  • Acrylic paint (if the artiste is under twelve or so, be sure that the label says conforms to ASTM D-4236 to guarantee it is nontoxic and safe for children to use – here is a good article on choosing paint for children’s projects. Get the water based paints unless you feel like messing with turpentine.)
  • Paper plates (to use as a painter’s palette)
  • Painting smock (optional – we have Mala from Ikea which has been in use for two years and will fit for several more – not bad for $5!)
  • Easel (optional)


Let kid paint canvas. Done!

Age 2

All right, here’s a couple tips. Outdoors is definitely preferable for this, if you can manage it, or you can go with the newspaper-on-the-table-and-floor option. I use paper plates as palettes for the paint, and measure out just a tiny amount at a time, using more as requested by the tiny artist. Throw on the smock or just let ’em be naked, if they’re young enough for that to still be socially acceptable. Tie back their hair, provide several brushes, and stand back.

Age 1

Well, not too far back. Just far enough that the paint doesn’t splatter in your wine La Croix.

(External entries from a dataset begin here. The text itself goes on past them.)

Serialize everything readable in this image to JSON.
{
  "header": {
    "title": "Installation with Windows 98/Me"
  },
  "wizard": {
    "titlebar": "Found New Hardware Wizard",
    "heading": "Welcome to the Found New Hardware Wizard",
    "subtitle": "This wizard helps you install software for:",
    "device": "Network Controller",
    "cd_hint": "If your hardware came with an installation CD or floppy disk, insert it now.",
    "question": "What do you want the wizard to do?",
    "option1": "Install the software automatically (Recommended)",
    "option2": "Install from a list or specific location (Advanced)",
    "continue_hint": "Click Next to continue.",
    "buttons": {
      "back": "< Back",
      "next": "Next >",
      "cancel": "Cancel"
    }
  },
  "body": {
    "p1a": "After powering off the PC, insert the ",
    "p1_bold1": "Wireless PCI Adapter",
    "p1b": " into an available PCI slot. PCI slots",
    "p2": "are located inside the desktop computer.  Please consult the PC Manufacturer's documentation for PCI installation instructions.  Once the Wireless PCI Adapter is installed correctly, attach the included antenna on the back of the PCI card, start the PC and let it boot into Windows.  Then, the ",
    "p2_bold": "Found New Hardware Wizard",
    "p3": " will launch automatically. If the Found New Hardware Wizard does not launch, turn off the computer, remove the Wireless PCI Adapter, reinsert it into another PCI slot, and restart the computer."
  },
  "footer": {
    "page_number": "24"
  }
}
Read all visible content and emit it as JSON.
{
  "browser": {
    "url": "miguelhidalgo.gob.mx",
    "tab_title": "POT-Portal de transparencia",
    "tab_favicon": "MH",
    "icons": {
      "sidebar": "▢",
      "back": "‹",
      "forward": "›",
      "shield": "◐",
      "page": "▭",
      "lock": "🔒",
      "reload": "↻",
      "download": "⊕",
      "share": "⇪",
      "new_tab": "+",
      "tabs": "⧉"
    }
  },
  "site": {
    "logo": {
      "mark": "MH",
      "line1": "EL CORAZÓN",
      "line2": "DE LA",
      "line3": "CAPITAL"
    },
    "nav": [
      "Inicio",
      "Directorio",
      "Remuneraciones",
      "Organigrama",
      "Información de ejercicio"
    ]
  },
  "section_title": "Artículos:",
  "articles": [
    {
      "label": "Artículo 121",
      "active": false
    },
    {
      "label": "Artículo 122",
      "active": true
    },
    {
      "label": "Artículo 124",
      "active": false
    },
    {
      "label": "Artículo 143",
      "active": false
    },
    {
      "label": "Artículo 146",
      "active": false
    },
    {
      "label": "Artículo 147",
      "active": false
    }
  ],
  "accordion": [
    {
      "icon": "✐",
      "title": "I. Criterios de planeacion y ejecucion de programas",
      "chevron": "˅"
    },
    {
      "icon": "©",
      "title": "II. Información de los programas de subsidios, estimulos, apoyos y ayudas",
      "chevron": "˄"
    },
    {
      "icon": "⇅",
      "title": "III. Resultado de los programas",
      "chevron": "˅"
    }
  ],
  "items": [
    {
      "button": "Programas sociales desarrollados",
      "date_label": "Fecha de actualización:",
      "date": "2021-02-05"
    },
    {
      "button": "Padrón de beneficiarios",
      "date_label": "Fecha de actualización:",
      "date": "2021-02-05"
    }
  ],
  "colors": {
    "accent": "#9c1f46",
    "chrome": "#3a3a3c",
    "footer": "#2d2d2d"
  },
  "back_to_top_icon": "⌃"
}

Age 3 – tongue out for maximum artistry

As for advice or direction regarding the art itself, I don’t give much. When it comes to kids and creativity, I believe that adults can steer and model and provide inspiration and materials, but if kids are always being told what to make, then that’s not really being creative, is it? So let them go and enjoy what transpires – one year glitter glue was incorporated – and even if it doesn’t mesh with the aesthetic of your wallscape, it will no doubt be a perfect snapshot of a moment in the life of your child.

Happy Father’s Day!




Have a suggestion for Anna to try – recipe, craft, or project? Send me a message or leave it in the comments!